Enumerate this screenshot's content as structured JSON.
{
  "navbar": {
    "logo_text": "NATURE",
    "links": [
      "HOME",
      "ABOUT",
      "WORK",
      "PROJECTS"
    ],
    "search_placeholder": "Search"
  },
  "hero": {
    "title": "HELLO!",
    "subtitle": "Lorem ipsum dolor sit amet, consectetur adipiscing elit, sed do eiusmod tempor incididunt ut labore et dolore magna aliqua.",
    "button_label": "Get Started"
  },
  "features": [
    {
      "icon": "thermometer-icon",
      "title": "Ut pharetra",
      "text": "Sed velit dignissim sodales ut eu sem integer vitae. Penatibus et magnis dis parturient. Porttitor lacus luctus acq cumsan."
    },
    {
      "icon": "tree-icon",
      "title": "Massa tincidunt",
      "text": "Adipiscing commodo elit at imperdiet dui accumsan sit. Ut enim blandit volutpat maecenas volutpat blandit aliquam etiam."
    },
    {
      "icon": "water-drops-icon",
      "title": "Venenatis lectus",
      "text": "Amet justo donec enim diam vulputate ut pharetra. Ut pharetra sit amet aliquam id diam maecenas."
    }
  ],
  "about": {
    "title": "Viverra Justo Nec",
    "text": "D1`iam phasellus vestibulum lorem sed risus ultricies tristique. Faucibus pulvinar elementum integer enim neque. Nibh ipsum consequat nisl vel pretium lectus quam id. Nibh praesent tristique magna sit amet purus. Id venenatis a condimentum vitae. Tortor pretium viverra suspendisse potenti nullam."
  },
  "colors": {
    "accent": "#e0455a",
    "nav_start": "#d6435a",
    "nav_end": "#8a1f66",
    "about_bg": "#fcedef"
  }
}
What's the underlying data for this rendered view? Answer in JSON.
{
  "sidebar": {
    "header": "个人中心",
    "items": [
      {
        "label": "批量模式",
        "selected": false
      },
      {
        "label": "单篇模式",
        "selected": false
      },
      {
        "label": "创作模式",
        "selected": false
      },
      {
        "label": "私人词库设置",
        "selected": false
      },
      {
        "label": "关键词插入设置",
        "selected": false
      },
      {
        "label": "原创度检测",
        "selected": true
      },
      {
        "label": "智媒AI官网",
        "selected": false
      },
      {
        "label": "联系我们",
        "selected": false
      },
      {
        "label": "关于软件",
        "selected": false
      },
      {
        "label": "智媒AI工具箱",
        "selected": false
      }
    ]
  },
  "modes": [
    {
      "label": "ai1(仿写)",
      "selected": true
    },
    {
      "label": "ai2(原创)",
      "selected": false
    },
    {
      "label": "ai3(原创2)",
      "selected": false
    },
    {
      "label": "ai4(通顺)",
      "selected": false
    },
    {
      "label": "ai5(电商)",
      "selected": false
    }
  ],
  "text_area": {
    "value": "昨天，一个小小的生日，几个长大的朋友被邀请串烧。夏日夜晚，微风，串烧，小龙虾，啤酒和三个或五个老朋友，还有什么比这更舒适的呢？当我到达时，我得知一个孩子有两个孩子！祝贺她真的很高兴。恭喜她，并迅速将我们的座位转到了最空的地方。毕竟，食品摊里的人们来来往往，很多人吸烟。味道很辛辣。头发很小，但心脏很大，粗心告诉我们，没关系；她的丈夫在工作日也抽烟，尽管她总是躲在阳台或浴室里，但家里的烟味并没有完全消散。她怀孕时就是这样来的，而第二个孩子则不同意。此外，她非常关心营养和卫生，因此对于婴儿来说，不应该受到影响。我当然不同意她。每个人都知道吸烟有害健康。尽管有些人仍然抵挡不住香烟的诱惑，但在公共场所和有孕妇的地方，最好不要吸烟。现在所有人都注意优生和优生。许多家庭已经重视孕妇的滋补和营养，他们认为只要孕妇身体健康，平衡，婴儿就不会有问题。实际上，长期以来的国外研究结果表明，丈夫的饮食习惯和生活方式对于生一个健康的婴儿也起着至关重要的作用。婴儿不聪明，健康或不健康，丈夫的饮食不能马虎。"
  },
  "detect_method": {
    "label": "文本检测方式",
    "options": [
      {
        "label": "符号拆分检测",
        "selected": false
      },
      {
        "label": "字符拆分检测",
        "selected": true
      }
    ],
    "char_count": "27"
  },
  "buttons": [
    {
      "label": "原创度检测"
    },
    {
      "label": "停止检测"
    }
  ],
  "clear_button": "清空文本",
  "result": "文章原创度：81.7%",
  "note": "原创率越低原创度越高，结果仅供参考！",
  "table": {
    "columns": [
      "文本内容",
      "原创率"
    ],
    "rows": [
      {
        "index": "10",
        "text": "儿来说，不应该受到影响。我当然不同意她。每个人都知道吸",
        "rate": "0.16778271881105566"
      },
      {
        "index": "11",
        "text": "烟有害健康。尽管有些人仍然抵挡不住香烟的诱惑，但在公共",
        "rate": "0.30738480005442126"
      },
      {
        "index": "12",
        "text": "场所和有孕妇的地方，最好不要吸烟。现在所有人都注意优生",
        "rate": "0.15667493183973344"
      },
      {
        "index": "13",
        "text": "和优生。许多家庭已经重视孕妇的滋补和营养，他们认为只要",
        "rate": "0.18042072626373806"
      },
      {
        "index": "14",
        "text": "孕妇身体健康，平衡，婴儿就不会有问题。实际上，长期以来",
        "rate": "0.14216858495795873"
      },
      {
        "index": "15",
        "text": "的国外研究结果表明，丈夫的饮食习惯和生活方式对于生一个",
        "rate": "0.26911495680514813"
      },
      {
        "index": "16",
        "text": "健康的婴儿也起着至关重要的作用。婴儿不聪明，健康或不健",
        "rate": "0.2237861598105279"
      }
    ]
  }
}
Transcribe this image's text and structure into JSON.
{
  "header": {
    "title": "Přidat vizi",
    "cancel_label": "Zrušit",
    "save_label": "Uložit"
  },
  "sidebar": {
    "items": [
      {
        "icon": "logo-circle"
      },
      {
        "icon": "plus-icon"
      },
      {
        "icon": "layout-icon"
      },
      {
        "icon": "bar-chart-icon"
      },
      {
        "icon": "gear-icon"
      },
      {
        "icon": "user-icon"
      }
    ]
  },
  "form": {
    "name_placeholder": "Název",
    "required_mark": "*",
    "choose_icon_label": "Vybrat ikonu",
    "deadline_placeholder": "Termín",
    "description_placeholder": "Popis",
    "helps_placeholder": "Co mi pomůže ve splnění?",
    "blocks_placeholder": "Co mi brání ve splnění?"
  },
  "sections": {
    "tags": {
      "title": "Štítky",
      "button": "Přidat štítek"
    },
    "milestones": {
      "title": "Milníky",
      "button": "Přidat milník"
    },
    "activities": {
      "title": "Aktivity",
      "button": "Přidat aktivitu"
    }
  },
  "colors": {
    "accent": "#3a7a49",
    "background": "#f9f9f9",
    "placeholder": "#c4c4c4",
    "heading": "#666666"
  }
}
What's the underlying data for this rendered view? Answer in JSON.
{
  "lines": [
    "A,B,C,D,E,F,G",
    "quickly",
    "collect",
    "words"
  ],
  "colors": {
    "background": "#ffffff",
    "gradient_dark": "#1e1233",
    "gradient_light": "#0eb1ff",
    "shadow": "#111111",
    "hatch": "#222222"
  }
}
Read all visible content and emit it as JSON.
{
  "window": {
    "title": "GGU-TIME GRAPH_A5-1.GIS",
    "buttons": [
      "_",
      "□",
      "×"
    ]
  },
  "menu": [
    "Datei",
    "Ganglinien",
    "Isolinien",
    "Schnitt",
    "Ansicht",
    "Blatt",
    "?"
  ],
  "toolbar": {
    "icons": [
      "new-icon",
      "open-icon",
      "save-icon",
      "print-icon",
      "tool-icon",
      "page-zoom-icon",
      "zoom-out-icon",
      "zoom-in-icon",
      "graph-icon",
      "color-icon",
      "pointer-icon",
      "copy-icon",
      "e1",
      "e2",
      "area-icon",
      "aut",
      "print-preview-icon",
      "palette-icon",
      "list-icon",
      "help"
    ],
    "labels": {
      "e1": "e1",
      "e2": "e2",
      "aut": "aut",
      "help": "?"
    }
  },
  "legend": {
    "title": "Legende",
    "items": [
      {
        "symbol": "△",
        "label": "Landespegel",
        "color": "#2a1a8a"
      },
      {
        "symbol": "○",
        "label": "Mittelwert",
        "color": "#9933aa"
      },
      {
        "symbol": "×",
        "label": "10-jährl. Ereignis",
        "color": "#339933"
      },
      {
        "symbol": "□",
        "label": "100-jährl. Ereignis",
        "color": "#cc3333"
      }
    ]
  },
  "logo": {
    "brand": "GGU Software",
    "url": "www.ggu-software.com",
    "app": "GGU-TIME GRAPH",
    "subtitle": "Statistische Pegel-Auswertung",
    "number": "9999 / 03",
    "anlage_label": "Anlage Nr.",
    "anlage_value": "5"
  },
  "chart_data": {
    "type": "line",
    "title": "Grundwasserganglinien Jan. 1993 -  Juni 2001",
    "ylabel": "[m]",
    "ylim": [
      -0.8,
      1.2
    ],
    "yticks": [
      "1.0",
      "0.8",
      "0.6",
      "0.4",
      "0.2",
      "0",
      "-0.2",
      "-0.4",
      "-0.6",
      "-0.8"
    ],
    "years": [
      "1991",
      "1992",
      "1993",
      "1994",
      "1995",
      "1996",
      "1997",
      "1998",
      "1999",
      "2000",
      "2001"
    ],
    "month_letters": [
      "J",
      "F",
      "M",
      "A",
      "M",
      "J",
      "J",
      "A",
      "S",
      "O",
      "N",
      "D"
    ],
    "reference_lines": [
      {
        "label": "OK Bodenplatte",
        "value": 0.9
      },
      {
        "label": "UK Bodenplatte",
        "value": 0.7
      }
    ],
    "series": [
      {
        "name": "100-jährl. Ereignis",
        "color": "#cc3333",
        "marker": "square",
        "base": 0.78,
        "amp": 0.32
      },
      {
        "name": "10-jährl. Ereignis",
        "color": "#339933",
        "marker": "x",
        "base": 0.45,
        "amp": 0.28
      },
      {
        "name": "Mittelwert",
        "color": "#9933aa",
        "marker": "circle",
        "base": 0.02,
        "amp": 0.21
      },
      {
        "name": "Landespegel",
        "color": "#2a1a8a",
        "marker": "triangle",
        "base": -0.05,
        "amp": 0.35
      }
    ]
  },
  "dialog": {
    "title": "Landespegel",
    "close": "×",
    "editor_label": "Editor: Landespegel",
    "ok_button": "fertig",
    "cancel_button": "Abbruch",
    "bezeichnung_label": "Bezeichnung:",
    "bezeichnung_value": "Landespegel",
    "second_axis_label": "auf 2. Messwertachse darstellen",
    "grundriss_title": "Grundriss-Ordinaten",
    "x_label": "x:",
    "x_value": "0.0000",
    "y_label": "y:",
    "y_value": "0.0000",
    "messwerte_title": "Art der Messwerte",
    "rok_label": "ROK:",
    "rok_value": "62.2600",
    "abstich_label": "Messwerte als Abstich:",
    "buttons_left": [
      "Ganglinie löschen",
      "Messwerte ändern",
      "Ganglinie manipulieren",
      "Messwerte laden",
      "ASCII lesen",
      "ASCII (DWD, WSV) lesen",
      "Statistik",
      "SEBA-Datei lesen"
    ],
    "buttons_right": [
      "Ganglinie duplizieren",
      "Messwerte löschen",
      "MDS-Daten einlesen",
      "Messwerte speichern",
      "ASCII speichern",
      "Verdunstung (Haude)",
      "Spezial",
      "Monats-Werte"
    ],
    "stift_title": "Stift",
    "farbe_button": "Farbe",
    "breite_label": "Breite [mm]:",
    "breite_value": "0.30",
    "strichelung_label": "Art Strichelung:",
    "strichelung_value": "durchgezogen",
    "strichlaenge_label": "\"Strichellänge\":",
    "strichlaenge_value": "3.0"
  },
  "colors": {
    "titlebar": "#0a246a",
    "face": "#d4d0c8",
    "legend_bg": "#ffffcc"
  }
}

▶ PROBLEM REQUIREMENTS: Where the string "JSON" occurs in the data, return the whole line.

▶ WRITTEN RESPONSE:
Enumerate this screenshot's content as structured JSON.
What's the underlying data for this rendered view? Answer in JSON.
Transcribe this image's text and structure into JSON.
What's the underlying data for this rendered view? Answer in JSON.
Read all visible content and emit it as JSON.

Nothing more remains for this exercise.